Scenario: As Julia approaches her twelfth birthday in sunny California, the planet enters a mysterious “slowing,” and everything about her world — and the world — changes.
- I think the lack of explanation behind the slowing actually works. Because if the plot is that the problem is unfixable, then why dive into shaky explanations?
- Julia, as a narrator, reminded me a lot of Prep’s Lee Fiora: wide-eyed, lonely, but not despairing — and it helps that Julia, too, is reflecting on her adolescence from her twenties. It was an unexpected but welcome parallel. This backward-looking perspective, with its frequent foreboding, lent both an added layer of melancholy and the occasional cold chill.
- I was surprised by how hard the people in this book clung to normalcy. That’s definitely a possibility, no doubt, but so many post-apocalyptic books move at a breakneck pace to dismantle society. Julia’s dying world languishes on for years, and this seemed strange (though compelling) to me.

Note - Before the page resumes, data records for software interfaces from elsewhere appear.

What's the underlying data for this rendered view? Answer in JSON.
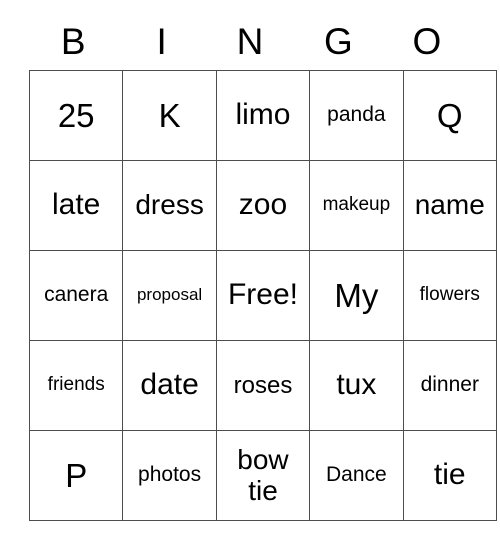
{
  "card": {
    "columns": [
      "B",
      "I",
      "N",
      "G",
      "O"
    ],
    "rows": [
      [
        {
          "text": "25",
          "size": "fs-xl"
        },
        {
          "text": "K",
          "size": "fs-xl"
        },
        {
          "text": "limo",
          "size": "fs-lg"
        },
        {
          "text": "panda",
          "size": "fs-xs"
        },
        {
          "text": "Q",
          "size": "fs-xl"
        }
      ],
      [
        {
          "text": "late",
          "size": "fs-lg"
        },
        {
          "text": "dress",
          "size": "fs-md"
        },
        {
          "text": "zoo",
          "size": "fs-lg"
        },
        {
          "text": "makeup",
          "size": "fs-xxs"
        },
        {
          "text": "name",
          "size": "fs-md"
        }
      ],
      [
        {
          "text": "canera",
          "size": "fs-xs"
        },
        {
          "text": "proposal",
          "size": "fs-tiny"
        },
        {
          "text": "Free!",
          "size": "fs-lg"
        },
        {
          "text": "My",
          "size": "fs-xl"
        },
        {
          "text": "flowers",
          "size": "fs-xxs"
        }
      ],
      [
        {
          "text": "friends",
          "size": "fs-xxs"
        },
        {
          "text": "date",
          "size": "fs-lg"
        },
        {
          "text": "roses",
          "size": "fs-sm"
        },
        {
          "text": "tux",
          "size": "fs-lg"
        },
        {
          "text": "dinner",
          "size": "fs-xs"
        }
      ],
      [
        {
          "text": "P",
          "size": "fs-xl"
        },
        {
          "text": "photos",
          "size": "fs-xs"
        },
        {
          "text": "bow tie",
          "size": "fs-md"
        },
        {
          "text": "Dance",
          "size": "fs-xs"
        },
        {
          "text": "tie",
          "size": "fs-lg"
        }
      ]
    ],
    "colors": {
      "text": "#000000",
      "grid_line": "#4d4d4d",
      "background": "#ffffff"
    }
  }
}
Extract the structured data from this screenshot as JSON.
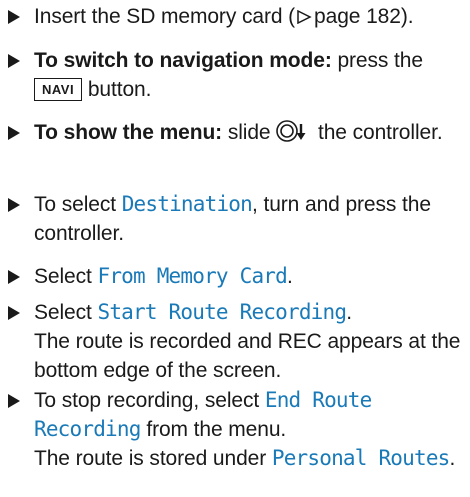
{
  "steps": [
    {
      "text_before": "Insert the SD memory card (",
      "ref": "page 182",
      "text_after": ")."
    },
    {
      "bold": "To switch to navigation mode:",
      "text_before": " press the ",
      "key": "NAVI",
      "text_after": " button."
    },
    {
      "bold": "To show the menu:",
      "text_before": " slide ",
      "text_after": " the control­ler."
    },
    {
      "text_before": "To select ",
      "ui": "Destination",
      "text_after": ", turn and press the controller."
    },
    {
      "text_before": "Select ",
      "ui": "From Memory Card",
      "text_after": "."
    },
    {
      "text_before": "Select ",
      "ui": "Start Route Recording",
      "text_after": ".",
      "result": "The route is recorded and REC appears at the bottom edge of the screen."
    },
    {
      "text_before": "To stop recording, select ",
      "ui": "End Route Recording",
      "text_after": " from the menu.",
      "result_before": "The route is stored under ",
      "result_ui": "Personal Routes",
      "result_after": "."
    }
  ],
  "icons": {
    "bullet": "triangle-right-bullet-icon",
    "page_ref": "page-reference-triangle-icon",
    "controller": "controller-slide-down-icon"
  },
  "colors": {
    "text": "#1a1a1a",
    "ui_text": "#1a7ab8"
  }
}
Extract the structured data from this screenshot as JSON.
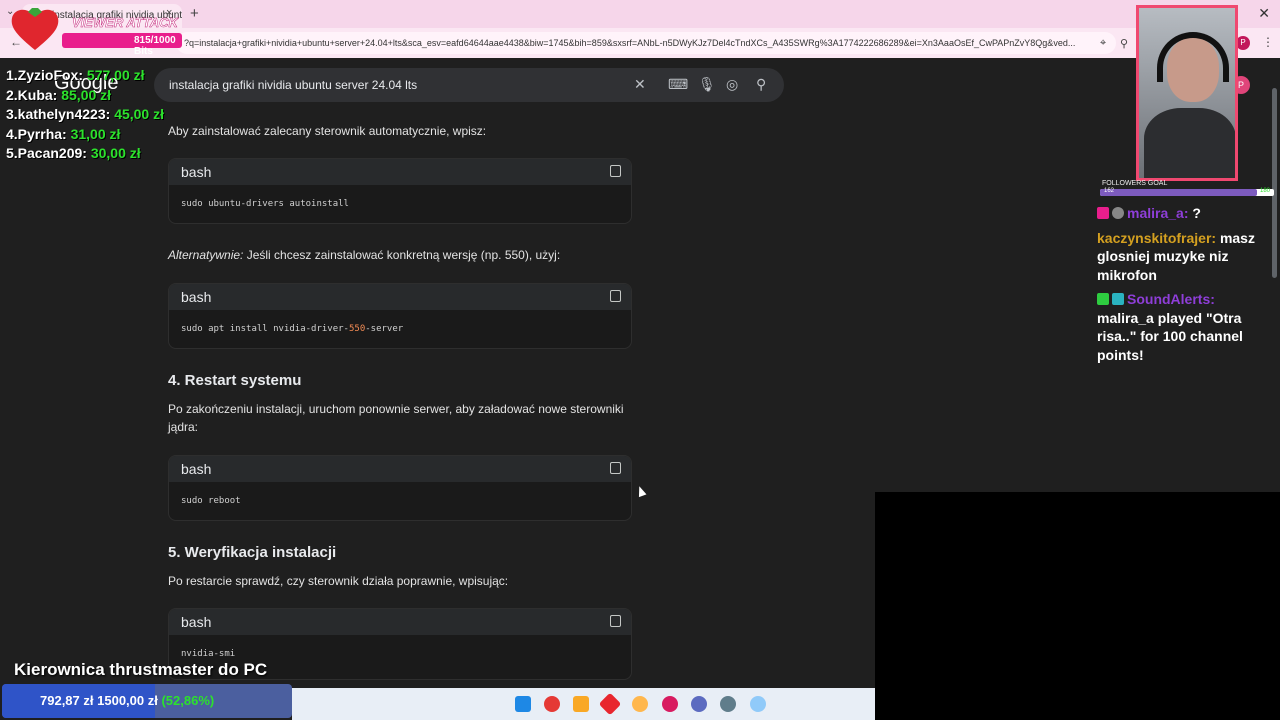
{
  "browser": {
    "tab_title": "instalacja grafiki nividia ubunt",
    "tab_close": "×",
    "new_tab": "+",
    "window_close": "✕",
    "url": "?q=instalacja+grafiki+nividia+ubuntu+server+24.04+lts&sca_esv=eafd64644aae4438&biw=1745&bih=859&sxsrf=ANbL-n5DWyKJz7Del4cTndXCs_A435SWRg%3A1774222686289&ei=Xn3AaaOsEf_CwPAPnZvY8Qg&ved..."
  },
  "search": {
    "logo": "Google",
    "query": "instalacja grafiki nividia ubuntu server 24.04 lts"
  },
  "content": {
    "p1": "Aby zainstalować zalecany sterownik automatycznie, wpisz:",
    "code1": {
      "lang": "bash",
      "cmd": "sudo ubuntu-drivers autoinstall"
    },
    "p2_em": "Alternatywnie:",
    "p2_rest": " Jeśli chcesz zainstalować konkretną wersję (np. 550), użyj:",
    "code2": {
      "lang": "bash",
      "cmd_pre": "sudo apt install nvidia-driver-",
      "cmd_num": "550",
      "cmd_post": "-server"
    },
    "h4": "4. Restart systemu",
    "p3": "Po zakończeniu instalacji, uruchom ponownie serwer, aby załadować nowe sterowniki jądra:",
    "code3": {
      "lang": "bash",
      "cmd": "sudo reboot"
    },
    "h5": "5. Weryfikacja instalacji",
    "p4": "Po restarcie sprawdź, czy sterownik działa poprawnie, wpisując:",
    "code4": {
      "lang": "bash",
      "cmd": "nvidia-smi"
    }
  },
  "overlay": {
    "viewer_attack": {
      "title": "VIEWER ATTACK",
      "bits": "815/1000 Bits"
    },
    "leaderboard": [
      {
        "name": "1.ZyzioFox:",
        "amount": "577,00 zł"
      },
      {
        "name": "2.Kuba:",
        "amount": "85,00 zł"
      },
      {
        "name": "3.kathelyn4223:",
        "amount": "45,00 zł"
      },
      {
        "name": "4.Pyrrha:",
        "amount": "31,00 zł"
      },
      {
        "name": "5.Pacan209:",
        "amount": "30,00 zł"
      }
    ],
    "followers_goal": {
      "label": "FOLLOWERS GOAL",
      "current": "162",
      "max": "180",
      "progress": 0.9
    },
    "chat": [
      {
        "user": "malira_a:",
        "text": " ?"
      },
      {
        "user": "kaczynskitofrajer:",
        "text": " masz glosniej muzyke niz mikrofon"
      },
      {
        "user": "SoundAlerts:",
        "text": " malira_a played \"Otra risa..\" for 100 channel points!"
      }
    ],
    "goal_title": "Kierownica thrustmaster do PC",
    "donation": {
      "current": "792,87 zł",
      "target": "1500,00 zł",
      "percent": "(52,86%)",
      "progress": 0.5286
    }
  }
}
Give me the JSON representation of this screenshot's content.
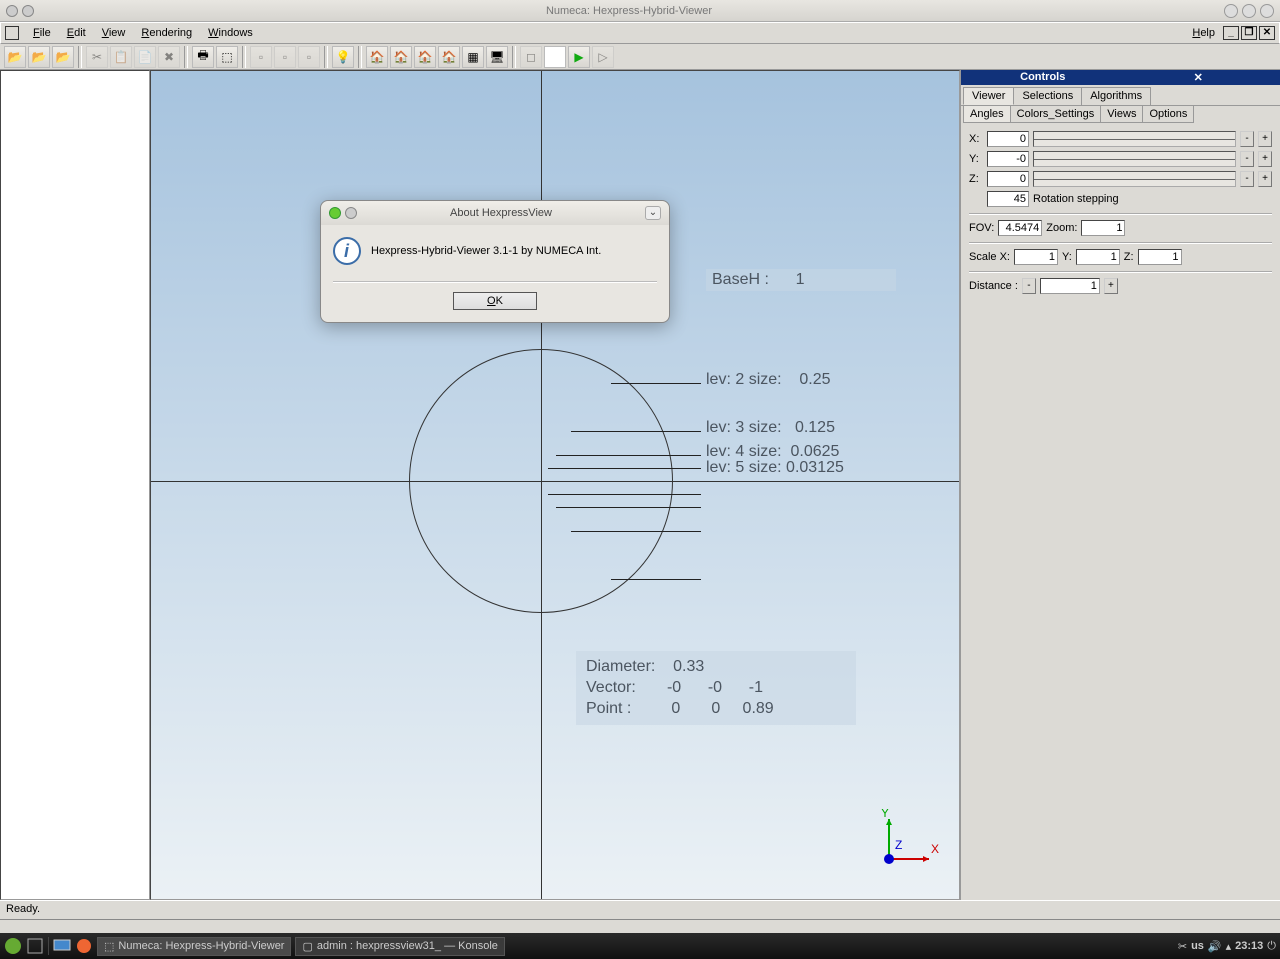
{
  "window": {
    "title": "Numeca: Hexpress-Hybrid-Viewer"
  },
  "menu": {
    "file": "File",
    "edit": "Edit",
    "view": "View",
    "rendering": "Rendering",
    "windows": "Windows",
    "help": "Help"
  },
  "viewport": {
    "baseh_label": "BaseH :",
    "baseh_value": "1",
    "levels": [
      {
        "label": "lev: 2 size:",
        "value": "0.25"
      },
      {
        "label": "lev: 3 size:",
        "value": "0.125"
      },
      {
        "label": "lev: 4 size:",
        "value": "0.0625"
      },
      {
        "label": "lev: 5 size:",
        "value": "0.03125"
      }
    ],
    "diameter_label": "Diameter:",
    "diameter_value": "0.33",
    "vector_label": "Vector:",
    "vector_values": [
      "-0",
      "-0",
      "-1"
    ],
    "point_label": "Point :",
    "point_values": [
      "0",
      "0",
      "0.89"
    ]
  },
  "controls": {
    "title": "Controls",
    "tabs": [
      "Viewer",
      "Selections",
      "Algorithms"
    ],
    "subtabs": [
      "Angles",
      "Colors_Settings",
      "Views",
      "Options"
    ],
    "angles": {
      "x_label": "X:",
      "x": "0",
      "y_label": "Y:",
      "y": "-0",
      "z_label": "Z:",
      "z": "0",
      "step": "45",
      "step_label": "Rotation stepping"
    },
    "fov_label": "FOV:",
    "fov": "4.5474",
    "zoom_label": "Zoom:",
    "zoom": "1",
    "scalex_label": "Scale X:",
    "scalex": "1",
    "scaley_label": "Y:",
    "scaley": "1",
    "scalez_label": "Z:",
    "scalez": "1",
    "distance_label": "Distance :",
    "distance": "1"
  },
  "status": {
    "text": "Ready."
  },
  "taskbar": {
    "task1": "Numeca: Hexpress-Hybrid-Viewer",
    "task2": "admin : hexpressview31_ — Konsole",
    "kb": "us",
    "time": "23:13"
  },
  "dialog": {
    "title": "About HexpressView",
    "message": "Hexpress-Hybrid-Viewer 3.1-1 by NUMECA Int.",
    "ok": "OK"
  }
}
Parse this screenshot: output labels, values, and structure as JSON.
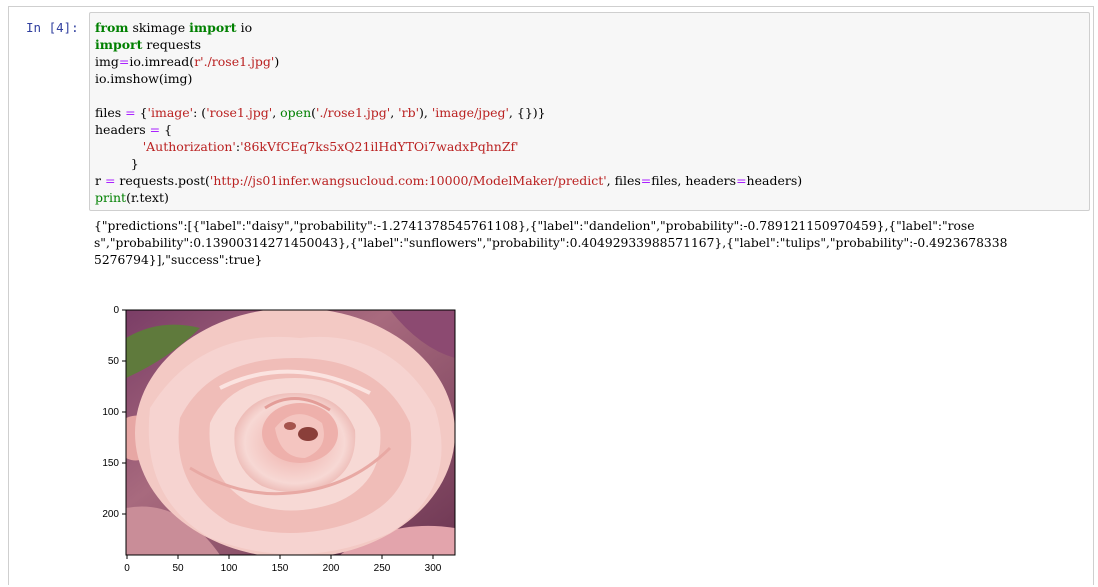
{
  "cell": {
    "prompt": "In  [4]:",
    "code_lines": [
      [
        {
          "t": "from",
          "c": "kw"
        },
        {
          "t": " skimage "
        },
        {
          "t": "import",
          "c": "kw"
        },
        {
          "t": " io"
        }
      ],
      [
        {
          "t": "import",
          "c": "kw"
        },
        {
          "t": " requests"
        }
      ],
      [
        {
          "t": "img"
        },
        {
          "t": "=",
          "c": "op"
        },
        {
          "t": "io.imread("
        },
        {
          "t": "r'./rose1.jpg'",
          "c": "st"
        },
        {
          "t": ")"
        }
      ],
      [
        {
          "t": "io.imshow(img)"
        }
      ],
      [
        {
          "t": ""
        }
      ],
      [
        {
          "t": "files "
        },
        {
          "t": "=",
          "c": "op"
        },
        {
          "t": " {"
        },
        {
          "t": "'image'",
          "c": "st"
        },
        {
          "t": ": ("
        },
        {
          "t": "'rose1.jpg'",
          "c": "st"
        },
        {
          "t": ", "
        },
        {
          "t": "open",
          "c": "bi"
        },
        {
          "t": "("
        },
        {
          "t": "'./rose1.jpg'",
          "c": "st"
        },
        {
          "t": ", "
        },
        {
          "t": "'rb'",
          "c": "st"
        },
        {
          "t": "), "
        },
        {
          "t": "'image/jpeg'",
          "c": "st"
        },
        {
          "t": ", {})}"
        }
      ],
      [
        {
          "t": "headers "
        },
        {
          "t": "=",
          "c": "op"
        },
        {
          "t": " {"
        }
      ],
      [
        {
          "t": "            "
        },
        {
          "t": "'Authorization'",
          "c": "st"
        },
        {
          "t": ":"
        },
        {
          "t": "'86kVfCEq7ks5xQ21ilHdYTOi7wadxPqhnZf'",
          "c": "st"
        }
      ],
      [
        {
          "t": "         }"
        }
      ],
      [
        {
          "t": "r "
        },
        {
          "t": "=",
          "c": "op"
        },
        {
          "t": " requests.post("
        },
        {
          "t": "'http://js01infer.wangsucloud.com:10000/ModelMaker/predict'",
          "c": "st"
        },
        {
          "t": ", files"
        },
        {
          "t": "=",
          "c": "op"
        },
        {
          "t": "files, headers"
        },
        {
          "t": "=",
          "c": "op"
        },
        {
          "t": "headers)"
        }
      ],
      [
        {
          "t": "print",
          "c": "bi"
        },
        {
          "t": "(r.text)"
        }
      ]
    ],
    "output_lines": [
      "{\"predictions\":[{\"label\":\"daisy\",\"probability\":-1.2741378545761108},{\"label\":\"dandelion\",\"probability\":-0.789121150970459},{\"label\":\"rose",
      "s\",\"probability\":0.13900314271450043},{\"label\":\"sunflowers\",\"probability\":0.40492933988571167},{\"label\":\"tulips\",\"probability\":-0.4923678338",
      "5276794}],\"success\":true}"
    ]
  },
  "plot": {
    "image_subject": "pink rose photograph",
    "y_ticks": [
      "0",
      "50",
      "100",
      "150",
      "200"
    ],
    "x_ticks": [
      "0",
      "50",
      "100",
      "150",
      "200",
      "250",
      "300"
    ],
    "colors": {
      "rose_light": "#f6d3d0",
      "rose_mid": "#eaa9a6",
      "rose_dark": "#c7766f",
      "background_purple": "#7a3d66",
      "leaf_green": "#5f7a3c"
    }
  }
}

Bottom Line: I’d sooner recommend this to a fan of literary fiction than a post-apocalyptic sci fi devotee, and its marketing as adult, rather than YA, despite superficial resemblances to lots of popular YA novels (and its young narrator), is absolutely appropriate.